‘Close shave:’ Russian astronomers visualize large asteroid flying past Earth next month (VIDEO)
A team of Russian astronomers has created a detailed visual scenario of what is likely to happen when a fairly large asteroid, called 3200 Phaethon, flies past the Earth in a close shave next month. Take a sneak peek at the dazzling video.
On December 17, this asteroid, measuring nearly 5 kilometers (3.1 miles) in diameter, will be approaching our planet. It will fly some 10 million kilometers from Earth – “quite close, by space standards,” according to the astronomer community at the Immanuel Kant Baltic Federal University in Russia’s Kaliningrad.
3200 Phaethon takes its name from the Greek legend of Phaethon, a demigod who was once allowed to drive the sun chariot for one day. The asteroid Phaethon' unusual orbit brings it closer to the Sun than any other named asteroid, Russian astronomers say.

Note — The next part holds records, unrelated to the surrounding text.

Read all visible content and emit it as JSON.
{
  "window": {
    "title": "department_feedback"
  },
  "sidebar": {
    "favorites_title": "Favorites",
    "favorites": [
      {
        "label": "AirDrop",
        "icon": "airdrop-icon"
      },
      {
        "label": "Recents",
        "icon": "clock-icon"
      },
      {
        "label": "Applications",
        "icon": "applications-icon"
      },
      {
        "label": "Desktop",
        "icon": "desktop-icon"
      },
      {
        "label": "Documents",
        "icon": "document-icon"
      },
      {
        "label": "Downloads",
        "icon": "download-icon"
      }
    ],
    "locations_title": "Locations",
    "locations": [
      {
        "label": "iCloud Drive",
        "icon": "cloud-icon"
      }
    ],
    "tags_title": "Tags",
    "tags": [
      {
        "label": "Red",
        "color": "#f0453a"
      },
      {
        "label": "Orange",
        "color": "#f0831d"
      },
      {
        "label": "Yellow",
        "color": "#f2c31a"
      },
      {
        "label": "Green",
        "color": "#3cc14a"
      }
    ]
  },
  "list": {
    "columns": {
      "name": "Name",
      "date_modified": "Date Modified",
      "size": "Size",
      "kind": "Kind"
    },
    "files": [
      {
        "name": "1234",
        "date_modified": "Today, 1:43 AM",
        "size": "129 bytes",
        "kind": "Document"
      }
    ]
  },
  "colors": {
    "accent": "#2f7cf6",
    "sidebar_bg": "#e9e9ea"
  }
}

In the Phaethon’s case, it’s a record 20 million km at one point. Mercury, the planet closest to the Sun, orbits it at a distance of 46 million km.
The asteroid is also accompanied by the Geminids meteor shower, whose activity will hit its peak on December 13-14, when up to a hundred meteors flicker in the sky and burn down.
This meteor shower is visible every year. The asteroid, 3200 Phaethon, has also had flown past the Earth a number of times, scientists say.
"Apparently, this asteroid was once a much bigger object, but its many approaches to the Sun have caused it to crumble into smaller pieces which eventually formed this meteor shower. If so, the asteroid itself could be the residue of a comet nucleus. The asteroid’s extremely elongated orbit, thanks to which it sometimes gets to the Sun closer than Mercury and it sometimes moves away farther than Mars, is another argument in favor of this theory," the astronomer community at the Immanuel Kant Baltic Federal University said on its website.